LISTED ENTRIES:

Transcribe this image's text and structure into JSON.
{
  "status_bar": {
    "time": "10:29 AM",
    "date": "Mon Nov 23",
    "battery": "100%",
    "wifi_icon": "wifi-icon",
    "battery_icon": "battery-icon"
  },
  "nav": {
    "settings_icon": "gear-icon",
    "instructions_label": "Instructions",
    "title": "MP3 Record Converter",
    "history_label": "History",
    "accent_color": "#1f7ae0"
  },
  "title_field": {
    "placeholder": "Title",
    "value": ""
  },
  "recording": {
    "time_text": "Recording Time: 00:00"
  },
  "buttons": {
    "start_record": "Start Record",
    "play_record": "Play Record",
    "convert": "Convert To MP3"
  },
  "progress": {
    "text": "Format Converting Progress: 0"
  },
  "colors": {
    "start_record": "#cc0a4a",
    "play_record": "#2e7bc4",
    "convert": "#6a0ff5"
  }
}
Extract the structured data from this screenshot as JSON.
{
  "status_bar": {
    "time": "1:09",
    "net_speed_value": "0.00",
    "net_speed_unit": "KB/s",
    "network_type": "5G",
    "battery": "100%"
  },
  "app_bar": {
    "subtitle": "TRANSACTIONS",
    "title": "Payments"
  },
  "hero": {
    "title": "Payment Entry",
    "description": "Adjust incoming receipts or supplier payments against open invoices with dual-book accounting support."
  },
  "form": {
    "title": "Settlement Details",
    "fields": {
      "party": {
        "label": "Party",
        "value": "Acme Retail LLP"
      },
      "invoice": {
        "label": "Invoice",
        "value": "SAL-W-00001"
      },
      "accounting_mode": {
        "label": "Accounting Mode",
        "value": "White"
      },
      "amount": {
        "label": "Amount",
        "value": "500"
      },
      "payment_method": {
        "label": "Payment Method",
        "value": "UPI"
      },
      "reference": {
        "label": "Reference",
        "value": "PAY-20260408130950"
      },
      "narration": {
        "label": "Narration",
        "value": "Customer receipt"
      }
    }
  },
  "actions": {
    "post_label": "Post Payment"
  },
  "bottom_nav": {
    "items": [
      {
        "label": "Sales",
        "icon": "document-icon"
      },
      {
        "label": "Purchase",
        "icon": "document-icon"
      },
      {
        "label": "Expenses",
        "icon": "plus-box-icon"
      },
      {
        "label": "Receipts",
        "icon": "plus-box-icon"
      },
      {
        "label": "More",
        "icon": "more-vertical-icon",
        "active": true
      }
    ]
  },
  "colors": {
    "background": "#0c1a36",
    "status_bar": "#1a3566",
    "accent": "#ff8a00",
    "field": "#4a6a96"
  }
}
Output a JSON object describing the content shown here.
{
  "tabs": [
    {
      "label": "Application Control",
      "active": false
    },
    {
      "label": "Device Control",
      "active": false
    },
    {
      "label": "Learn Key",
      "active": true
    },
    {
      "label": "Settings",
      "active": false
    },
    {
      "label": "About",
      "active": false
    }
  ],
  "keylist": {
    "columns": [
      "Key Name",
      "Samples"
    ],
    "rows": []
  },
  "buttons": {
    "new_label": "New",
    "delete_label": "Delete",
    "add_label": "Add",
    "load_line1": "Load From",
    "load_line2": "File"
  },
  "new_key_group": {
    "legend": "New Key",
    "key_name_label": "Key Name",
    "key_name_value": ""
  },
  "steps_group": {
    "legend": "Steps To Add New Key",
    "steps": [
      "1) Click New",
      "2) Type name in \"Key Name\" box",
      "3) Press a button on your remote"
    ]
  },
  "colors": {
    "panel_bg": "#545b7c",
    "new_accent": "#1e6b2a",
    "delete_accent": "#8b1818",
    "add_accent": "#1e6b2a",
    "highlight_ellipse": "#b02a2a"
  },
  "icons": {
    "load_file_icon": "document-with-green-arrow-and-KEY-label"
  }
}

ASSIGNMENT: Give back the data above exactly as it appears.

WRITTEN RESPONSE:
Transcribe this image's text and structure into JSON.
{
  "status_bar": {
    "time": "10:29 AM",
    "date": "Mon Nov 23",
    "battery": "100%",
    "wifi_icon": "wifi-icon",
    "battery_icon": "battery-icon"
  },
  "nav": {
    "settings_icon": "gear-icon",
    "instructions_label": "Instructions",
    "title": "MP3 Record Converter",
    "history_label": "History",
    "accent_color": "#1f7ae0"
  },
  "title_field": {
    "placeholder": "Title",
    "value": ""
  },
  "recording": {
    "time_text": "Recording Time: 00:00"
  },
  "buttons": {
    "start_record": "Start Record",
    "play_record": "Play Record",
    "convert": "Convert To MP3"
  },
  "progress": {
    "text": "Format Converting Progress: 0"
  },
  "colors": {
    "start_record": "#cc0a4a",
    "play_record": "#2e7bc4",
    "convert": "#6a0ff5"
  }
}
Extract the structured data from this screenshot as JSON.
{
  "status_bar": {
    "time": "1:09",
    "net_speed_value": "0.00",
    "net_speed_unit": "KB/s",
    "network_type": "5G",
    "battery": "100%"
  },
  "app_bar": {
    "subtitle": "TRANSACTIONS",
    "title": "Payments"
  },
  "hero": {
    "title": "Payment Entry",
    "description": "Adjust incoming receipts or supplier payments against open invoices with dual-book accounting support."
  },
  "form": {
    "title": "Settlement Details",
    "fields": {
      "party": {
        "label": "Party",
        "value": "Acme Retail LLP"
      },
      "invoice": {
        "label": "Invoice",
        "value": "SAL-W-00001"
      },
      "accounting_mode": {
        "label": "Accounting Mode",
        "value": "White"
      },
      "amount": {
        "label": "Amount",
        "value": "500"
      },
      "payment_method": {
        "label": "Payment Method",
        "value": "UPI"
      },
      "reference": {
        "label": "Reference",
        "value": "PAY-20260408130950"
      },
      "narration": {
        "label": "Narration",
        "value": "Customer receipt"
      }
    }
  },
  "actions": {
    "post_label": "Post Payment"
  },
  "bottom_nav": {
    "items": [
      {
        "label": "Sales",
        "icon": "document-icon"
      },
      {
        "label": "Purchase",
        "icon": "document-icon"
      },
      {
        "label": "Expenses",
        "icon": "plus-box-icon"
      },
      {
        "label": "Receipts",
        "icon": "plus-box-icon"
      },
      {
        "label": "More",
        "icon": "more-vertical-icon",
        "active": true
      }
    ]
  },
  "colors": {
    "background": "#0c1a36",
    "status_bar": "#1a3566",
    "accent": "#ff8a00",
    "field": "#4a6a96"
  }
}
Output a JSON object describing the content shown here.
{
  "tabs": [
    {
      "label": "Application Control",
      "active": false
    },
    {
      "label": "Device Control",
      "active": false
    },
    {
      "label": "Learn Key",
      "active": true
    },
    {
      "label": "Settings",
      "active": false
    },
    {
      "label": "About",
      "active": false
    }
  ],
  "keylist": {
    "columns": [
      "Key Name",
      "Samples"
    ],
    "rows": []
  },
  "buttons": {
    "new_label": "New",
    "delete_label": "Delete",
    "add_label": "Add",
    "load_line1": "Load From",
    "load_line2": "File"
  },
  "new_key_group": {
    "legend": "New Key",
    "key_name_label": "Key Name",
    "key_name_value": ""
  },
  "steps_group": {
    "legend": "Steps To Add New Key",
    "steps": [
      "1) Click New",
      "2) Type name in \"Key Name\" box",
      "3) Press a button on your remote"
    ]
  },
  "colors": {
    "panel_bg": "#545b7c",
    "new_accent": "#1e6b2a",
    "delete_accent": "#8b1818",
    "add_accent": "#1e6b2a",
    "highlight_ellipse": "#b02a2a"
  },
  "icons": {
    "load_file_icon": "document-with-green-arrow-and-KEY-label"
  }
}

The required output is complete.